The main stages of the life of the Orochon shaman Guan Kouni (1935–2019) reflect the history of Tungus shamanism after the formation of the PRC. The young Oroch woman, in accordance with tradition, became a shaman. The shamanism suppression policy in 1952 banned shamanism and the practice of shamanistic rituals. Until the early 1960s, in some cases, shamanic rites were performed, but unofficially. The “Cultural Revolution” aimed to remove all “remnants of the past” from consciousness and life. However, shamanism and shamans managed to get through this difficult period and would continue in the ethnic cultures of Northeast China. At the end of the 80s of the 20th century, as a result of political reforms, a revival of shamanism began. Guan Kouni, like other shamans who survived to this time, returns to traditional shamanic practices. Since the late 1990s and especially since the early 2000s, shamanism has been influenced by the state policy of repurposing shamanism from a religion into an object of intangible cultural heritage. The fate and work of the shaman Guan Kouni is a vivid example of the evolution of Orochon shamanism after 1949. The peculiarities of shamanism make us cautious about any judgments about the essence, past, present and future of shamanism. This statement also applies to the shamanism of the Orochons of Northeast China. Obviously, traditional shamanism is a thing of the past here. It is premature, however, to conclude that it has disappeared altogether. The revitalization of shamanism in new forms and essential characteristics is quite probable.

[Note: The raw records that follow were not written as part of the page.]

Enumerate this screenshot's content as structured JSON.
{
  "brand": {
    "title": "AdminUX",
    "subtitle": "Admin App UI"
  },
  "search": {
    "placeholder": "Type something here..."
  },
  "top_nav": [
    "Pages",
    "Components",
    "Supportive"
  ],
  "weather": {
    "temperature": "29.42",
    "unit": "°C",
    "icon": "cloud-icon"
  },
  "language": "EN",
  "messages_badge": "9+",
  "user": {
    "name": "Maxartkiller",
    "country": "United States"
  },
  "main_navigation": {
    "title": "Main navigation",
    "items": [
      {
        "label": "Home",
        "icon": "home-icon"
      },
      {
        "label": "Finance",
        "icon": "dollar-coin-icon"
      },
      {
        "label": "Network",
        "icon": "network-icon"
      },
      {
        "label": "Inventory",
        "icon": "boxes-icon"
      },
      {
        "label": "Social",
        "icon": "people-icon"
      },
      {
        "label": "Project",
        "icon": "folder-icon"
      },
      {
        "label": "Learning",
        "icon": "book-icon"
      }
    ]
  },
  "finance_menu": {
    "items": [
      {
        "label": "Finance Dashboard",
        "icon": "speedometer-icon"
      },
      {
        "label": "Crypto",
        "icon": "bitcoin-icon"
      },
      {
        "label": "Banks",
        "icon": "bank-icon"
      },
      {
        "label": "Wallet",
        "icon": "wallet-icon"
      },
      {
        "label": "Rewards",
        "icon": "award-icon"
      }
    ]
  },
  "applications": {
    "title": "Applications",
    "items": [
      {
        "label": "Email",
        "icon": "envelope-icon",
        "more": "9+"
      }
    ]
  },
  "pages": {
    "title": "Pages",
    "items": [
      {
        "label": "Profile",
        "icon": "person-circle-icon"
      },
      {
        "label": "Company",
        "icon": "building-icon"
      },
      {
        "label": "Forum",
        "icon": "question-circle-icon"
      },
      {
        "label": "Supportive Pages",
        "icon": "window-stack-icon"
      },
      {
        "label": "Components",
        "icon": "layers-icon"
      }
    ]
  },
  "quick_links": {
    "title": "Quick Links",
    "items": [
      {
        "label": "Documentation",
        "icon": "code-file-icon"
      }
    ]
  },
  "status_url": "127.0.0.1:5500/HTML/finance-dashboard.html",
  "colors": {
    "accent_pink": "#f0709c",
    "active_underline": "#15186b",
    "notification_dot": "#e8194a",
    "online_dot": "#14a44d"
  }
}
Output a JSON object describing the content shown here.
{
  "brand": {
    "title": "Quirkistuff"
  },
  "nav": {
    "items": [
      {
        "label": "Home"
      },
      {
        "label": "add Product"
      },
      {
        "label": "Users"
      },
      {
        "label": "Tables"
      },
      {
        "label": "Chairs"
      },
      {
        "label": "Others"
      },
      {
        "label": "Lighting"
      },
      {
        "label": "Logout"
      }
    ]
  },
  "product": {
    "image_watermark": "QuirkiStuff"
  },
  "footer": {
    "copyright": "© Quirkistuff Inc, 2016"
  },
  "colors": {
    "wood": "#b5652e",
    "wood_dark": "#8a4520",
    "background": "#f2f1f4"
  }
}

Key words: shamanism, Tungus, Orochons, Northeast China, genesis of religion, evolution of religion
About the authors
Andrey P. Zabiyako – DSc (Philosophy), Full Professor, Head of the Department of Religious Studies and History,
Wang Shuai – postgraduate student, junior research fellow at the Laboratory of Frontier Studies, Amur State University;